Child Labor: The District of Columbia requires work permits for minors under 18 to be employed in any job that is not agricultural or housework-related in nature. The code of the District also regulates the hours of employment for workers under 18, and the types of jobs that minors of various ages may hold.
Family Leave and Medical Leave: If you work in the District of Columbia, you are covered by a Family Leave provision that is more generous than that of the Federal law. Under the District’s code, employees are entitled to 16 weeks of unpaid leave within a 24 month period for such situations as the birth or adoption of a child, or to care for a family member with a serious illness. An unpaid medical leave of 16 weeks is also required to be available to employees who personally have a serious health condition. These regulations apply to any employers with 20 or more employees in the District.
Minimum Wage: In the District there is currently a minimum wage of $6.60 per hour. This will increase to $7 per hour after January 1st of 2007. If the national minimum wage should be increased, District residents may be in for an additional increase. Under the District code, if the Federal Minimum wage plus one dollar is greater than the set District wage, District employees would receive that higher wage instead.
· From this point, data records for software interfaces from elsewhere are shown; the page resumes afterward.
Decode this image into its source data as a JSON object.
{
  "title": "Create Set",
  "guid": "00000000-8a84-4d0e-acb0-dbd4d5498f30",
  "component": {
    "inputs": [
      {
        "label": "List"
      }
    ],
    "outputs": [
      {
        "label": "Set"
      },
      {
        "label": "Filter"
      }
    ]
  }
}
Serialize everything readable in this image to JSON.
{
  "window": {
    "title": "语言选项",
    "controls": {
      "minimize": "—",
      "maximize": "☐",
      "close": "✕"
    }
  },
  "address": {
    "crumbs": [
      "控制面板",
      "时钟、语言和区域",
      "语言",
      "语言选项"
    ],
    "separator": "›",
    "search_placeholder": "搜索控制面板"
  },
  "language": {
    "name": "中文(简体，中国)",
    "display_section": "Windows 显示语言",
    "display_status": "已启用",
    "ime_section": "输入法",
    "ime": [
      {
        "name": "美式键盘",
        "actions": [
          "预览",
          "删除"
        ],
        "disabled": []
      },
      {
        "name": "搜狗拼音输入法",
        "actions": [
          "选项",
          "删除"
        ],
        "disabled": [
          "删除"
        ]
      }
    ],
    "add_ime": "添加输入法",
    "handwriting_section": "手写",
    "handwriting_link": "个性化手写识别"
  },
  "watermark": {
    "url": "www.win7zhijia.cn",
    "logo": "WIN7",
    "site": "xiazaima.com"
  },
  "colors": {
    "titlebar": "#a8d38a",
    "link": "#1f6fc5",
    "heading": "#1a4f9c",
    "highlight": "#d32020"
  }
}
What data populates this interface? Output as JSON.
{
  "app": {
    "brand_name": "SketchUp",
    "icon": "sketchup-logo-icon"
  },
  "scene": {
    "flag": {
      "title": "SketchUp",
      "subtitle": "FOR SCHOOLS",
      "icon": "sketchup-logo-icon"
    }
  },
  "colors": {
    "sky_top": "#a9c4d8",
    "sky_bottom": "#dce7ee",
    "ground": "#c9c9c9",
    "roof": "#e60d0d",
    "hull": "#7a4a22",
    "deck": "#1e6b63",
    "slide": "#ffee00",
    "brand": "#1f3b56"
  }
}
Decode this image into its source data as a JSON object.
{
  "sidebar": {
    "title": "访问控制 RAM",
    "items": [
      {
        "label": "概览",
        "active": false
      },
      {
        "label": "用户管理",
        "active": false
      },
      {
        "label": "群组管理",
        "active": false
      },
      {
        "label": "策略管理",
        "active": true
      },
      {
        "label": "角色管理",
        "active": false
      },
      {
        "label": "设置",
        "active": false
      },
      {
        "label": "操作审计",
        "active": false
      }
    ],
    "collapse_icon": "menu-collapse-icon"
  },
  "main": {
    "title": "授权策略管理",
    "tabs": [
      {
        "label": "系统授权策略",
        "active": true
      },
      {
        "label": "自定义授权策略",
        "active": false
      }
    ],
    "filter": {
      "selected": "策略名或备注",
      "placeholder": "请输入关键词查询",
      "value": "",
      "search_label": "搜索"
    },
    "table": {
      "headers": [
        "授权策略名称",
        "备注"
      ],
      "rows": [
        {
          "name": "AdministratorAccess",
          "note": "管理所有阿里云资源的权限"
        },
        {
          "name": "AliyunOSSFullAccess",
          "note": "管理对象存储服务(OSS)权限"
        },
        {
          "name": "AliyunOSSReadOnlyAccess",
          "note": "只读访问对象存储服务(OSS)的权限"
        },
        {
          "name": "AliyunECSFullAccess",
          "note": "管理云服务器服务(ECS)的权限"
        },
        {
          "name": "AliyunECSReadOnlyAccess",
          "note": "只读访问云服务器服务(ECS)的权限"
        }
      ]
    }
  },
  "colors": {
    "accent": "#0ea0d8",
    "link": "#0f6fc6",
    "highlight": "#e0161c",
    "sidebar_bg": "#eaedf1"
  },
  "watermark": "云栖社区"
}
Payment of Wages: Employers in the District of Columbia must pay their employees at least twice per month. An interval of not more than 10 working days are allowed to elapse between the end of the pay period covered and the next pay day. If there is a contract between an employer and a labor organization representing employees, or if by “custom or contract” an employer has always paid employees less frequently, then employees may be paid as infrequently as once per month.
The District of Columbia also has statutes applying to workers’ compensation, industrial safety, unemployment compensation, lie detector tests, occupational safety and health, the licensing of employment services, and more. For a complete listing of applicable District and Federal labor laws, please see the District of Columbia Complete Labor Law Poster.
The District of Columbia Labor Law Board is an essential governmental board that any of us that live within the state should know about. If you do not, you do not know what is happening within the state.
This board provides for quite a few very important services as well as provides information about how the state is doing employment wise. Some of the services that you will find that they offer range from such things as training and educational programs to help those that need it to find the job they want, help in providing veterans with the help they need and even youth service programs to get your teen into the work force safely.
Besides providing services like this to us, the District of Columbia Labor Law Board also provides a wealth of help in giving us an idea of what is happening within the state. For example, did you know that the unemployment rate dropped in June of 2006? The labor board tells us that within the last year; almost eight thousand new jobs were created in our area. The unemployment rate dropped to 5.4 percent in that time which is still almost a whole percentage above the rest of the country currently.
Those that work within the District of Columbia should know what is happening within the area. To learn that, contact the Department of Labor. You can find such things as career planning help, learn about the job market currently, find help in regards to workers protection and even get the questions that you have answered. The District of Columbia Labor Law Board provides all of this necessary information to us so that we can be educated about what is happening in the area that we live and work. It is important information that we should all know.